==== THE DATA
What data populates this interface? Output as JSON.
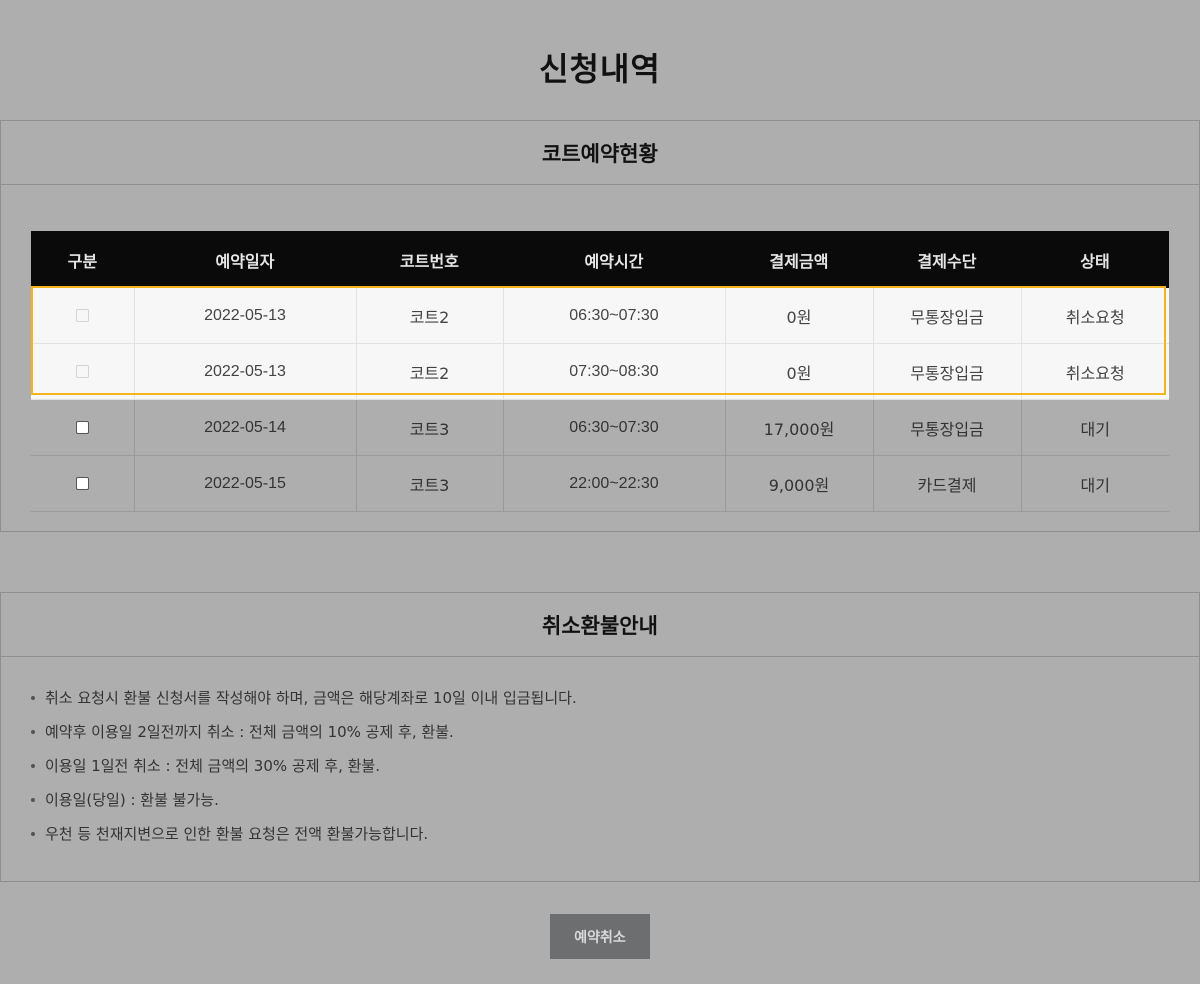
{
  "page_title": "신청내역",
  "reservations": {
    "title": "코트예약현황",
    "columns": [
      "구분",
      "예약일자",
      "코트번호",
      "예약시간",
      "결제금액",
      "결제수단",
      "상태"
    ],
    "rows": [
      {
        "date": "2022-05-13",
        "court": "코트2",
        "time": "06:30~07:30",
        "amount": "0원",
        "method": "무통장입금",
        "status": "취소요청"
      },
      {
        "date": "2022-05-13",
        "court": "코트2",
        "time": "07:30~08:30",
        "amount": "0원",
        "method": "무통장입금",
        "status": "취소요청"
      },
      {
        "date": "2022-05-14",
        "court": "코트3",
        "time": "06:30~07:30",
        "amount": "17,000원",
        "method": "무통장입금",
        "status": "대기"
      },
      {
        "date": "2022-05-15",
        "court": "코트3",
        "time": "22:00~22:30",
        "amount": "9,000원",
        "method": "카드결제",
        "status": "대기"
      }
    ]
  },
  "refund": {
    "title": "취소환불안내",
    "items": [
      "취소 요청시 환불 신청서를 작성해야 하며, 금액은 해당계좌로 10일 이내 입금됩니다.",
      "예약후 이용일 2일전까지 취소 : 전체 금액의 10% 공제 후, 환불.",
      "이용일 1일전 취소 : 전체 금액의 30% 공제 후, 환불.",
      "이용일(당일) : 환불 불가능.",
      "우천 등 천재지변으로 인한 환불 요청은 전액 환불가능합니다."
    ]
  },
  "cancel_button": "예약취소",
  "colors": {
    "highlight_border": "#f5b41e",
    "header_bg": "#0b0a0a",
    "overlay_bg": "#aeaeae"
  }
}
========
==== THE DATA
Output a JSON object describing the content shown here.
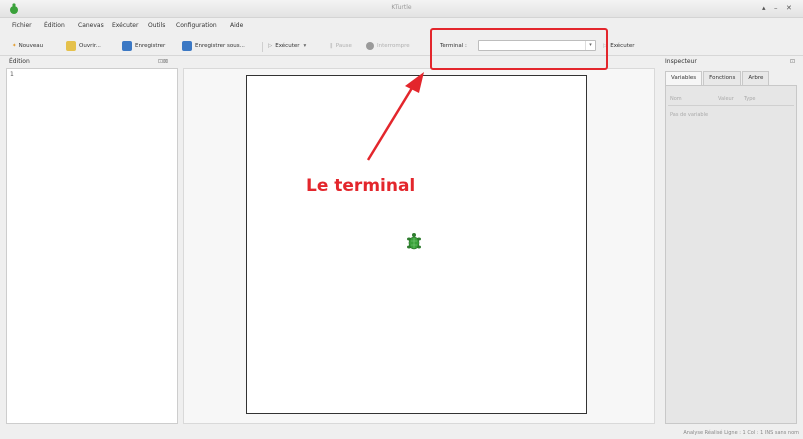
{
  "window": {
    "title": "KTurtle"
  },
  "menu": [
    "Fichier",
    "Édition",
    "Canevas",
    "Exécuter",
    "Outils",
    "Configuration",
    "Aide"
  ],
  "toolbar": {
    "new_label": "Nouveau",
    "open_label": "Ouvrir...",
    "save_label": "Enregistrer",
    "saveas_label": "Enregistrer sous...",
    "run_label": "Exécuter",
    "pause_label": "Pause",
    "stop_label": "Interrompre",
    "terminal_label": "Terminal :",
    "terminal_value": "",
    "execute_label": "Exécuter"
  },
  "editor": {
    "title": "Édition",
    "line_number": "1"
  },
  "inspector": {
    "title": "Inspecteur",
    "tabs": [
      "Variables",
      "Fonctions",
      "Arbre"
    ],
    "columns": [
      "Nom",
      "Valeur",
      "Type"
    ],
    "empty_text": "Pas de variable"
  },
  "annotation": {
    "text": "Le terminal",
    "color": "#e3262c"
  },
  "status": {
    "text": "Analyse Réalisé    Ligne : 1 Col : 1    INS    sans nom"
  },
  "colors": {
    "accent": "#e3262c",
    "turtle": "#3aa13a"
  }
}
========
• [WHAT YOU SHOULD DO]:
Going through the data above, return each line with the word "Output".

• [YOUR RESPONSE]:
What data populates this interface? Output as JSON.
Output a JSON object describing the content shown here.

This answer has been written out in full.